** Data records follows **
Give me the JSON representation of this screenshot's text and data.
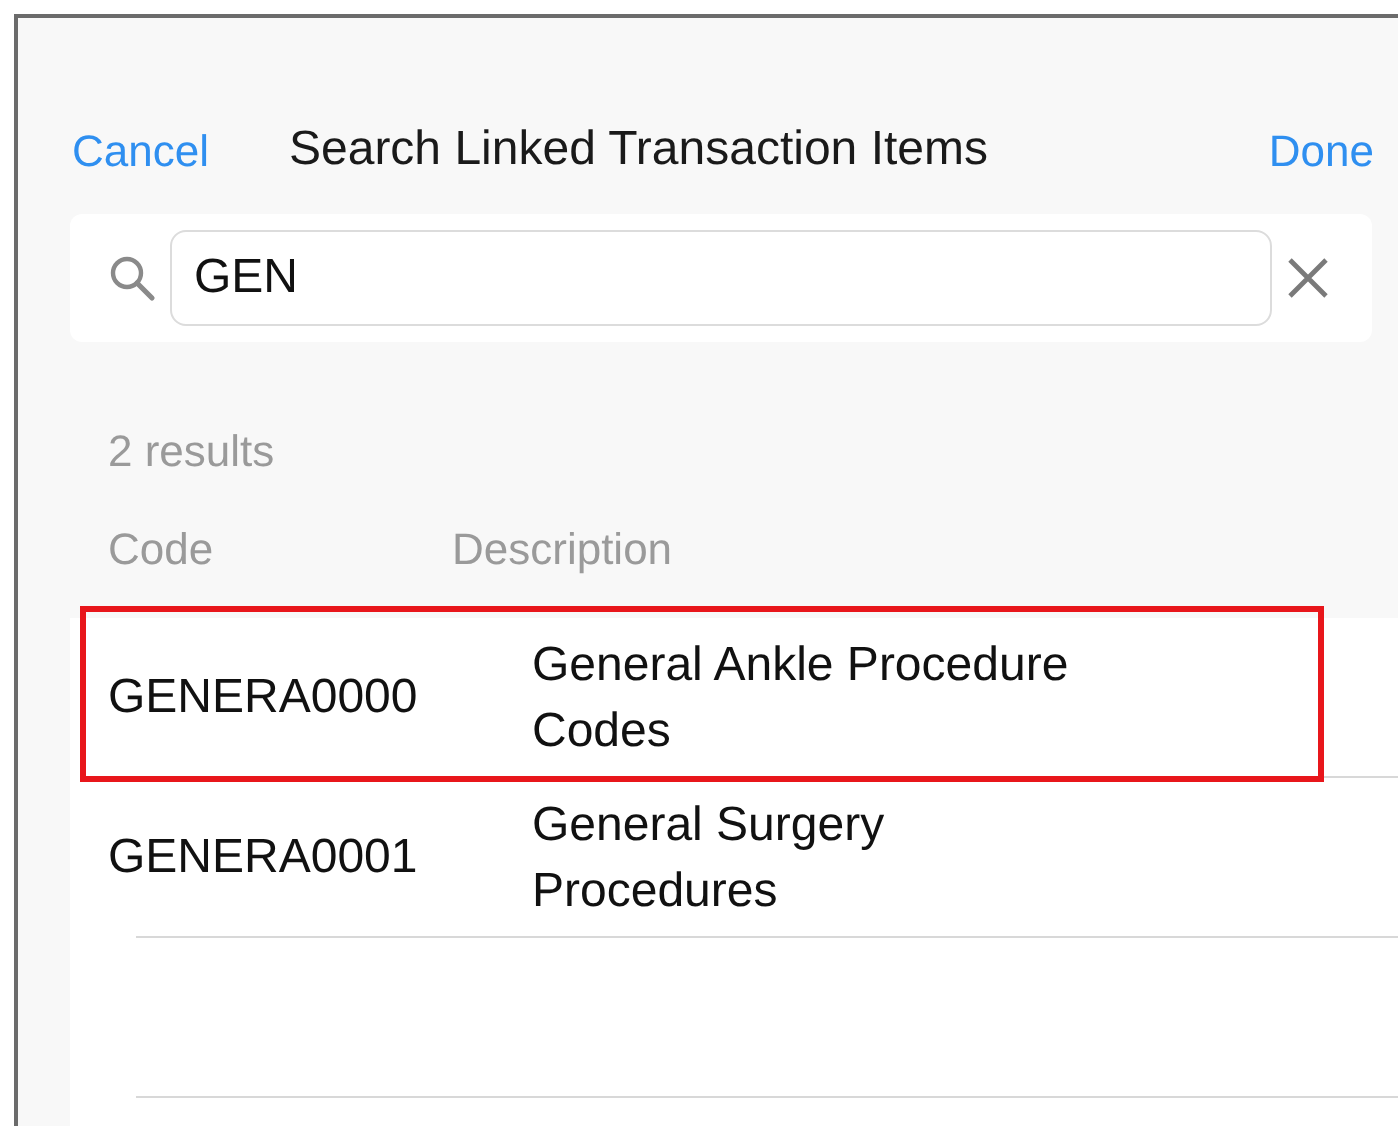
{
  "nav": {
    "cancel": "Cancel",
    "title": "Search Linked Transaction Items",
    "done": "Done"
  },
  "search": {
    "value": "GEN"
  },
  "result_count": "2 results",
  "columns": [
    "Code",
    "Description"
  ],
  "rows": [
    {
      "code": "GENERA0000",
      "description": "General Ankle Procedure Codes",
      "highlighted": true
    },
    {
      "code": "GENERA0001",
      "description": "General Surgery Procedures",
      "highlighted": false
    }
  ]
}
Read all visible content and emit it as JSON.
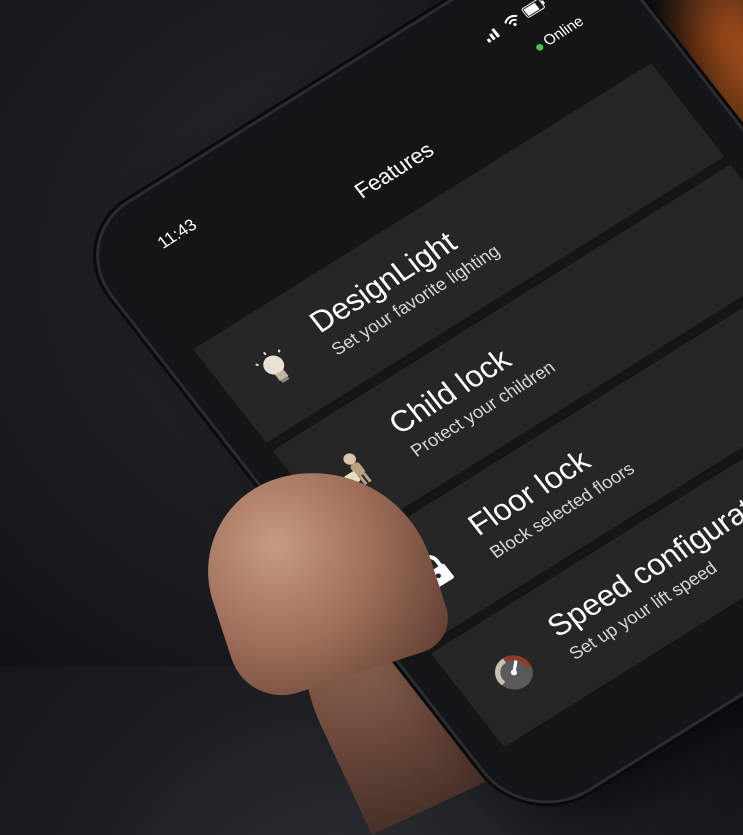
{
  "status": {
    "time": "11:43",
    "online_label": "Online",
    "online_color": "#47c24a"
  },
  "header": {
    "title": "Features"
  },
  "features": [
    {
      "title": "DesignLight",
      "subtitle": "Set your favorite lighting",
      "icon": "lightbulb-icon"
    },
    {
      "title": "Child lock",
      "subtitle": "Protect your children",
      "icon": "child-with-bag-icon"
    },
    {
      "title": "Floor lock",
      "subtitle": "Block selected floors",
      "icon": "padlock-icon"
    },
    {
      "title": "Speed configuration",
      "subtitle": "Set up your lift speed",
      "icon": "speedometer-icon"
    }
  ]
}
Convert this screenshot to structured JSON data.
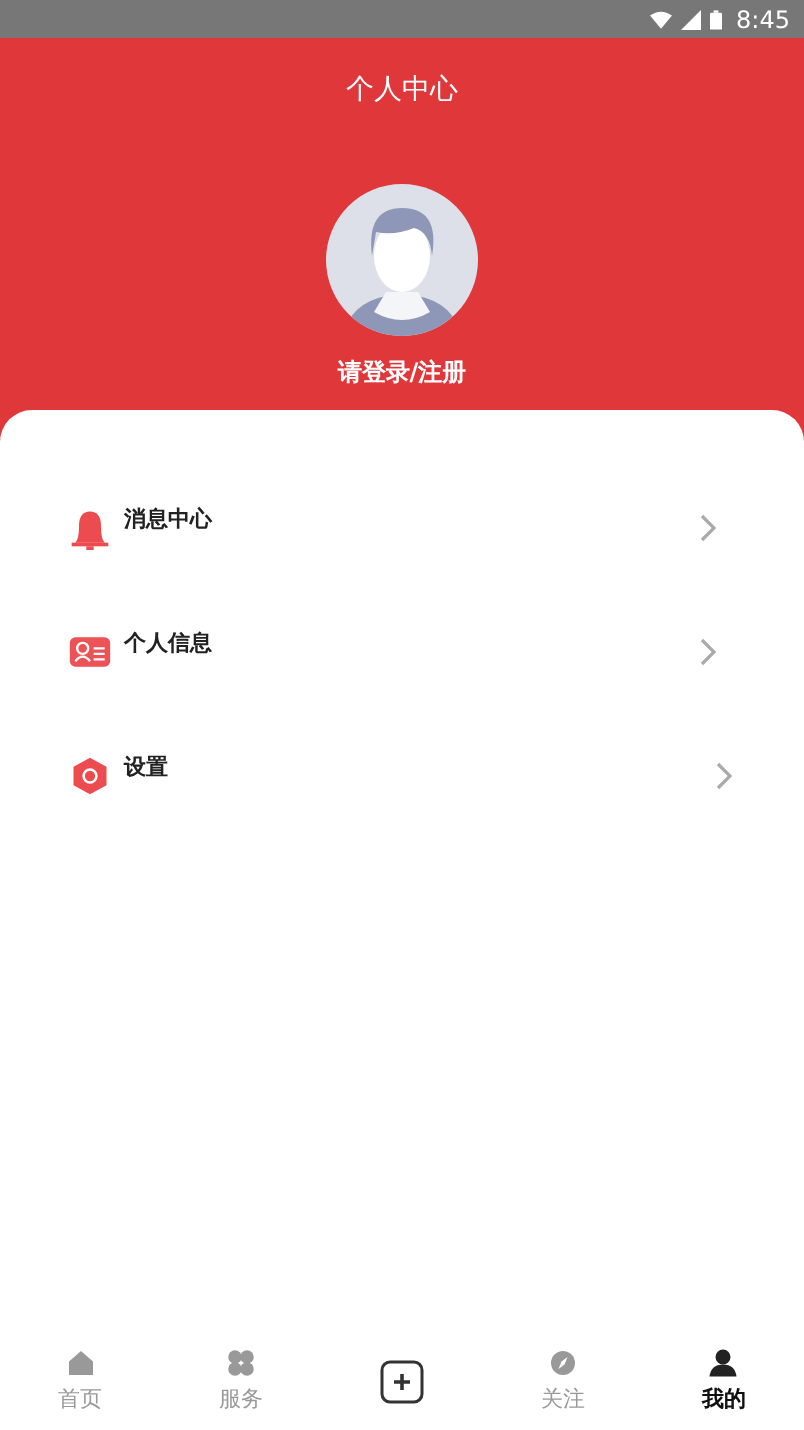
{
  "status_bar": {
    "time": "8:45"
  },
  "header": {
    "title": "个人中心",
    "login_text": "请登录/注册"
  },
  "menu": [
    {
      "kind": "bell",
      "label": "消息中心"
    },
    {
      "kind": "card",
      "label": "个人信息"
    },
    {
      "kind": "hex",
      "label": "设置"
    }
  ],
  "tab_bar": [
    {
      "kind": "home",
      "label": "首页",
      "selected": false
    },
    {
      "kind": "grid",
      "label": "服务",
      "selected": false
    },
    {
      "kind": "plus",
      "selected": false
    },
    {
      "kind": "compass",
      "label": "关注",
      "selected": false
    },
    {
      "kind": "person",
      "label": "我的",
      "selected": true
    }
  ]
}
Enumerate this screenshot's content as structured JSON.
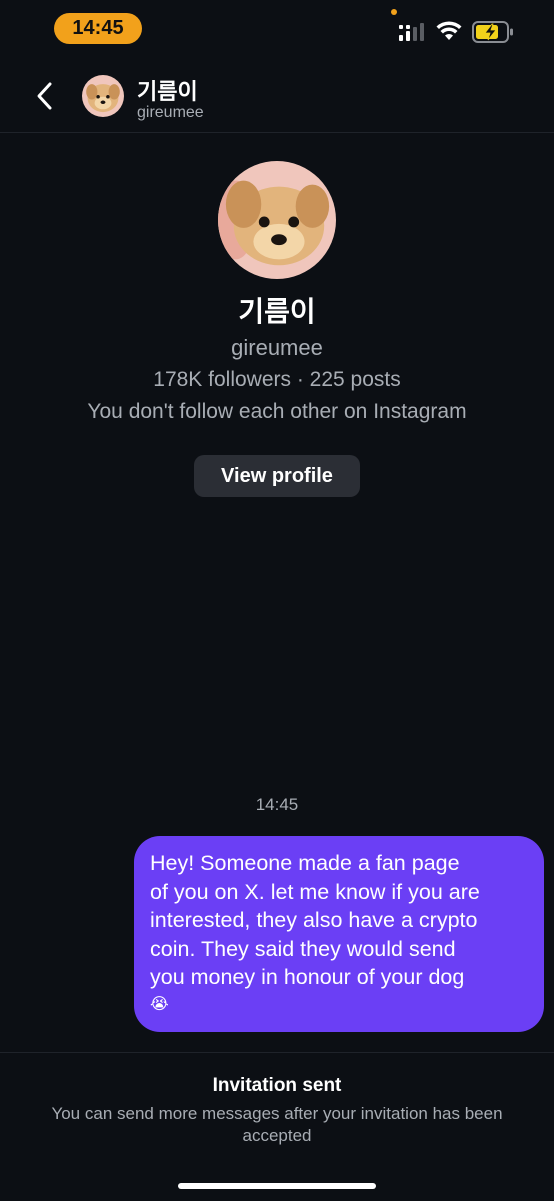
{
  "status_bar": {
    "time": "14:45",
    "icons": [
      "signal-icon",
      "wifi-icon",
      "battery-charging-icon"
    ],
    "accent_color": "#f2a11b"
  },
  "header": {
    "back_icon": "chevron-left-icon",
    "name": "기름이",
    "username": "gireumee"
  },
  "profile": {
    "name": "기름이",
    "username": "gireumee",
    "stats": "178K followers · 225 posts",
    "follow_status": "You don't follow each other on Instagram",
    "view_profile_label": "View profile"
  },
  "messages": [
    {
      "timestamp": "14:45",
      "text": "Hey! Someone made a fan page\nof you on X. let me know if you are\ninterested, they also have a crypto\ncoin. They said they would send\nyou money in honour of your dog",
      "emoji": "😭",
      "bubble_color": "#6b3ff5"
    }
  ],
  "footer": {
    "title": "Invitation sent",
    "note": "You can send more messages after your invitation has been accepted"
  }
}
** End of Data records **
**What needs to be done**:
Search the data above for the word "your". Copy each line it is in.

**Solution to this task**:
      "subtitle": "Set your favorite lighting",
      "subtitle": "Protect your children",
      "subtitle": "Set up your lift speed",
      "text": "Hey! Someone made a fan page\nof you on X. let me know if you are\ninterested, they also have a crypto\ncoin. They said they would send\nyou money in honour of your dog",
    "note": "You can send more messages after your invitation has been accepted"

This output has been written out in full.